* **WHAT NEEDS TO BE DONE**
The job is to find each line of the records below that includes the word "play" and copy it.

* **THE DATA**

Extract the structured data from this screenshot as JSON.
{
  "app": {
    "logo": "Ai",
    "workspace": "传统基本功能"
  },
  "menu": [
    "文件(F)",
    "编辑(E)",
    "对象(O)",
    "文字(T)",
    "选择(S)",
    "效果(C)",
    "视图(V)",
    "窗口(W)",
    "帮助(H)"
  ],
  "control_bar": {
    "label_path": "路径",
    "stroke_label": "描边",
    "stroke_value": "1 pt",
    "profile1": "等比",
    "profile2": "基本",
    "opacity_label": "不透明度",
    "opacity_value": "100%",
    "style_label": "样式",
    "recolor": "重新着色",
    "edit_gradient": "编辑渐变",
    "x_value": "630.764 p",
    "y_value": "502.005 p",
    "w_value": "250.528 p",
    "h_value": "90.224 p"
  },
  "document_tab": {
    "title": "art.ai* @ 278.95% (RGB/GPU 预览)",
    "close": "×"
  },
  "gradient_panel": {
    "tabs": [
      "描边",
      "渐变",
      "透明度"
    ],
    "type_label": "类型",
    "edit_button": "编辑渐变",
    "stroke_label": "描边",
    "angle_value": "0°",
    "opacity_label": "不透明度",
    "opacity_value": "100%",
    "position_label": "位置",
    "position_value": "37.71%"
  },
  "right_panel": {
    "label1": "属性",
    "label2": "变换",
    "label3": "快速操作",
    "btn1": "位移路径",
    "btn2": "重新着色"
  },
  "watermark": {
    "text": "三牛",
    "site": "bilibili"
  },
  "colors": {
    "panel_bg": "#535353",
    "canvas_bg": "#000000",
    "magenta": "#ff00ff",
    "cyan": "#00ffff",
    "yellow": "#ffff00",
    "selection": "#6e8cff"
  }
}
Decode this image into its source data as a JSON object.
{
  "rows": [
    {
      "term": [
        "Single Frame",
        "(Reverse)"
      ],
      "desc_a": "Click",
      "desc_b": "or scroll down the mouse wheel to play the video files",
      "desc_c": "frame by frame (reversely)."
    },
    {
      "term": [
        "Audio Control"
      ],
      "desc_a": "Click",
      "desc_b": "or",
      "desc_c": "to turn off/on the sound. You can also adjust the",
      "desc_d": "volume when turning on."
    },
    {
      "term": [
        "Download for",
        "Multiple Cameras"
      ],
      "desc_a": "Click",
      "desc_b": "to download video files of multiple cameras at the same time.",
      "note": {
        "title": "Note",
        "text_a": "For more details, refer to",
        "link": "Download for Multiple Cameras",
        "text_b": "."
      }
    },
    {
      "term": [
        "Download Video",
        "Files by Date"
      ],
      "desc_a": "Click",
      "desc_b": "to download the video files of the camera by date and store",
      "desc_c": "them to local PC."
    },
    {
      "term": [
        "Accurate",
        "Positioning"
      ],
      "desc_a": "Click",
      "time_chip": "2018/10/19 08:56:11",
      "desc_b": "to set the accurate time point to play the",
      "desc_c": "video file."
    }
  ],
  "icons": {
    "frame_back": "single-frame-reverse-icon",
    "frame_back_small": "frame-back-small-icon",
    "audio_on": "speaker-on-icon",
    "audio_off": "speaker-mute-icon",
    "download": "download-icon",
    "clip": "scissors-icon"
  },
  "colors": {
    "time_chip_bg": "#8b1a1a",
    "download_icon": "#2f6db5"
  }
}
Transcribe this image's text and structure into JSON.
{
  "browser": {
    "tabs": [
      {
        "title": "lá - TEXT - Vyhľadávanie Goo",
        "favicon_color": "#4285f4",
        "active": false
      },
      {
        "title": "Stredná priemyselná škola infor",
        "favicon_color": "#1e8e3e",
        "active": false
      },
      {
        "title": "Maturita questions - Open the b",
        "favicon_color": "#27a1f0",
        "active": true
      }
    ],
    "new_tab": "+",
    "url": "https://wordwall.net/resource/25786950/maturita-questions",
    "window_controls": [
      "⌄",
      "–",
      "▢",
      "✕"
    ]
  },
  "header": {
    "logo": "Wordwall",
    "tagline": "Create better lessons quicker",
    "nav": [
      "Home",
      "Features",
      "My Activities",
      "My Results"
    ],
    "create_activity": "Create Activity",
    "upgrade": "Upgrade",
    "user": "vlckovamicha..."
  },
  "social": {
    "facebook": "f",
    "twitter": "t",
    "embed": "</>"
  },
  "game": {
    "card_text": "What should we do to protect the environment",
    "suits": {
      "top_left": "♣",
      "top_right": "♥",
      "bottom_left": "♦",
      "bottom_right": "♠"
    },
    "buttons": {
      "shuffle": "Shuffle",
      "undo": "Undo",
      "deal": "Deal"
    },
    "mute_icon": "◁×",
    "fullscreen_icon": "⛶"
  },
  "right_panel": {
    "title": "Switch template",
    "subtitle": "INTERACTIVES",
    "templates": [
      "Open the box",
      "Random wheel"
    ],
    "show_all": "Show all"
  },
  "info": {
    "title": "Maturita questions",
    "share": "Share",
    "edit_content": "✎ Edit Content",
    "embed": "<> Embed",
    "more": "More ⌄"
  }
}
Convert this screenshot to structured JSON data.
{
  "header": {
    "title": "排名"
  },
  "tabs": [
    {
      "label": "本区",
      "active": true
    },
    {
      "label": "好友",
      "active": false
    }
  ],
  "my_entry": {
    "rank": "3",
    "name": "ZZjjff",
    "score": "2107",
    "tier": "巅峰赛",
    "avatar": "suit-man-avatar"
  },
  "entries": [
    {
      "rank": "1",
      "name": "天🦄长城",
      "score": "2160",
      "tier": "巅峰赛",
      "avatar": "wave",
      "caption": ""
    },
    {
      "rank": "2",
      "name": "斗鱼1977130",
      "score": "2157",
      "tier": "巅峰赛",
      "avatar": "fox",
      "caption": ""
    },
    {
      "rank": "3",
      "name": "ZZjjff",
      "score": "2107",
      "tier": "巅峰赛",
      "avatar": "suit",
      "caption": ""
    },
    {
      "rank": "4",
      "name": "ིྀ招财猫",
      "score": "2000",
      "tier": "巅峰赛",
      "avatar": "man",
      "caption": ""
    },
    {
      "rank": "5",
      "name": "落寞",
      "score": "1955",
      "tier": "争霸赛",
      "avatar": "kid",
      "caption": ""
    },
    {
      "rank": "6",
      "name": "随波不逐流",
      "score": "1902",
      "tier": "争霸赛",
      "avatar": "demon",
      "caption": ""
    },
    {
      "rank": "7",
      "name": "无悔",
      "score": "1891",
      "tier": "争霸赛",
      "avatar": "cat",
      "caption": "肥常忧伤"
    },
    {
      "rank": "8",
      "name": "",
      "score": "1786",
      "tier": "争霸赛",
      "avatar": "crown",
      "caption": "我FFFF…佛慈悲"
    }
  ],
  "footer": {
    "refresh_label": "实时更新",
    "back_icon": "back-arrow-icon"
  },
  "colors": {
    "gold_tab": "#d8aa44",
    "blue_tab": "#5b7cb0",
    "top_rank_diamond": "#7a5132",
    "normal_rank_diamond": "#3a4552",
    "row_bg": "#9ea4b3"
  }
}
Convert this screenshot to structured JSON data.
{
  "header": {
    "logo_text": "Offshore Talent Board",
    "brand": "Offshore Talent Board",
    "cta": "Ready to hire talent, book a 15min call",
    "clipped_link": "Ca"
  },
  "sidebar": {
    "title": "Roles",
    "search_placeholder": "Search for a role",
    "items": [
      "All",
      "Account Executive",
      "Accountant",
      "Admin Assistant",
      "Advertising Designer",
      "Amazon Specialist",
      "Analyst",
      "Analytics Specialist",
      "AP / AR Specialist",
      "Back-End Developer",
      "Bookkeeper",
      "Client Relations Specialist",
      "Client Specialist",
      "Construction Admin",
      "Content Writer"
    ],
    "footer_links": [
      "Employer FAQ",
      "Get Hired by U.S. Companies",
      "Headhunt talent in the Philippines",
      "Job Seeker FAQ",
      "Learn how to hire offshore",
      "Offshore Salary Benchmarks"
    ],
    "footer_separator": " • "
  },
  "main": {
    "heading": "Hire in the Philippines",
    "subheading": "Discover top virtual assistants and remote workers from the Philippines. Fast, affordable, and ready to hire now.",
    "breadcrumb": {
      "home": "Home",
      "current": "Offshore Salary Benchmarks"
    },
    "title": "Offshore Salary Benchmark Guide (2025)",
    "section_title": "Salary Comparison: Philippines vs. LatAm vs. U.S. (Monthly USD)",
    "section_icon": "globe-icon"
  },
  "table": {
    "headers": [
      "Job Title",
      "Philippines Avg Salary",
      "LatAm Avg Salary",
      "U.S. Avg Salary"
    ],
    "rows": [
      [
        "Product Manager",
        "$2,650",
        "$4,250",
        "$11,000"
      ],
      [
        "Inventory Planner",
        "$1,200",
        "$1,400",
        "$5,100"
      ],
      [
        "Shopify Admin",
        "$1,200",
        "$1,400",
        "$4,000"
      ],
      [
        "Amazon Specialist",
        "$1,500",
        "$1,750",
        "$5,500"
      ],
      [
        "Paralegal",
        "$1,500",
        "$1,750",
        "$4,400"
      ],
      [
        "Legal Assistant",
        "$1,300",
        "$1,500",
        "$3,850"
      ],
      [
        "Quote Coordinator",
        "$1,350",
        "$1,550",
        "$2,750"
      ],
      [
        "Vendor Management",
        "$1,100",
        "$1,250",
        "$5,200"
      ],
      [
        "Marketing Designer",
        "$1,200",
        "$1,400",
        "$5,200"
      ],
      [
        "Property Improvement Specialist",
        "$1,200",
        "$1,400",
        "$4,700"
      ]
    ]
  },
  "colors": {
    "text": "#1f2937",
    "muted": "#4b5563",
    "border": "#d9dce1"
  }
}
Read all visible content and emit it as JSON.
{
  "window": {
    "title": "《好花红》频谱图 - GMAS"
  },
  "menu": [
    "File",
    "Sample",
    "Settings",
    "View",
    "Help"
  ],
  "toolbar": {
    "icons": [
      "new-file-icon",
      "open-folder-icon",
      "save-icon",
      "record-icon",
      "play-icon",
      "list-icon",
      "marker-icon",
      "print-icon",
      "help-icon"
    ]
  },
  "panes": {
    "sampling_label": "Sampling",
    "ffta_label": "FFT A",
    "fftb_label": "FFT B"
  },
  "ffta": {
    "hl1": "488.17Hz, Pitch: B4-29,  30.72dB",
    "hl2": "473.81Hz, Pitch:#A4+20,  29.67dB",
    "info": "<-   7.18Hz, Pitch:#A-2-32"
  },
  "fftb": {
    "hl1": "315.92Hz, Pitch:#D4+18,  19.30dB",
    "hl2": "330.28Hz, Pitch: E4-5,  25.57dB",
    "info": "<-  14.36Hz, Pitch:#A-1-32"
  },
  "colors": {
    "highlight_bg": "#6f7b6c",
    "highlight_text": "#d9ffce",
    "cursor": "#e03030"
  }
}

* **SOLUTION TO THE EXERCISE**
      "desc_b": "or scroll down the mouse wheel to play the video files",
      "desc_b": "to set the accurate time point to play the",
      "play-icon",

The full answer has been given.